**What to work on:** Copy out each line of the listing below where the string "true" appears.

**Provided data:**
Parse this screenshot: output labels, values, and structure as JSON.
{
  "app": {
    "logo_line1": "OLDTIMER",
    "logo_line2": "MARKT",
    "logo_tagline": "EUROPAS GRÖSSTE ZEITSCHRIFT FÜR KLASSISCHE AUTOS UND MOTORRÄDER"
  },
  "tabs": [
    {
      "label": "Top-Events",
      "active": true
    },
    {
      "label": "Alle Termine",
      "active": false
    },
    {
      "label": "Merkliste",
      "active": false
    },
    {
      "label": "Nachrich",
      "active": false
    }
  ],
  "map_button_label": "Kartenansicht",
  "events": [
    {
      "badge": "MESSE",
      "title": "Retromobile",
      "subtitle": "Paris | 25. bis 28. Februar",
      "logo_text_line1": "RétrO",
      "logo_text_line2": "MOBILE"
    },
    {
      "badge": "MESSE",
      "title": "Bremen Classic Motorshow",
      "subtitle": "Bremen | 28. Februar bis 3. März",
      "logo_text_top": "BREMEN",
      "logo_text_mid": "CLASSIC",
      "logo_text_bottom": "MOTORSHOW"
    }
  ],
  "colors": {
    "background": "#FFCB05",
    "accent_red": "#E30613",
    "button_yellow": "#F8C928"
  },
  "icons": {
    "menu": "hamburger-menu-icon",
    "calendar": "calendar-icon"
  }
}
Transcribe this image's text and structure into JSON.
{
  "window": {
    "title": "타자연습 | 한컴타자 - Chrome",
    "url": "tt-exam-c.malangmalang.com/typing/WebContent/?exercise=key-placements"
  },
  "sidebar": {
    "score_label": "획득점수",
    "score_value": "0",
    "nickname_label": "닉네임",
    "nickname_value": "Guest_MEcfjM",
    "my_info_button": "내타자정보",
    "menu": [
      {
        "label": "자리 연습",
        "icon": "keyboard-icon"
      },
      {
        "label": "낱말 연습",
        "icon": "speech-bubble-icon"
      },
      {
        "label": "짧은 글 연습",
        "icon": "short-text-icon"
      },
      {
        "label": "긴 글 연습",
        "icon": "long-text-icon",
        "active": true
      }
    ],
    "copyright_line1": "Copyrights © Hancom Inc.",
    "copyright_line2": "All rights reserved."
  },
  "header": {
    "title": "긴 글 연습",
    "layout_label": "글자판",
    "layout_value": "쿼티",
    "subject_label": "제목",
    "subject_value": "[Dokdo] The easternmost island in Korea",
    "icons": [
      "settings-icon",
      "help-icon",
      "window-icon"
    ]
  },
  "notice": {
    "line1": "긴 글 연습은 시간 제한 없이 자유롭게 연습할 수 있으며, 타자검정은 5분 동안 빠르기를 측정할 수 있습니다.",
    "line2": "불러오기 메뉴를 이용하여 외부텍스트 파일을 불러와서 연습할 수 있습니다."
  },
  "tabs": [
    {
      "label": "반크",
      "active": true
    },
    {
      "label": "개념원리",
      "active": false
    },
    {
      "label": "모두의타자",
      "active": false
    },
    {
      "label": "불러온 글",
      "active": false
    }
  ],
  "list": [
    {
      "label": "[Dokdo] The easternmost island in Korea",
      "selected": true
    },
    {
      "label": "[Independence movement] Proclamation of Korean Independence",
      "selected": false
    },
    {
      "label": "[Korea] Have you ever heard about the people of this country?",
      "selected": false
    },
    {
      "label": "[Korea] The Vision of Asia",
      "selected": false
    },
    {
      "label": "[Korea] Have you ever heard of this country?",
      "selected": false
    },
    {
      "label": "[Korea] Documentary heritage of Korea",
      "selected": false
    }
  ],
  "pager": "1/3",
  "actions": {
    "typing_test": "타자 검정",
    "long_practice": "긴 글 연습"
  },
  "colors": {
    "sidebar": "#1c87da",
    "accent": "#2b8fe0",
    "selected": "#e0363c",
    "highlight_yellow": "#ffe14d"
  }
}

**Task output:**
      "active": true
        "active": true
      "active": true
      "selected": true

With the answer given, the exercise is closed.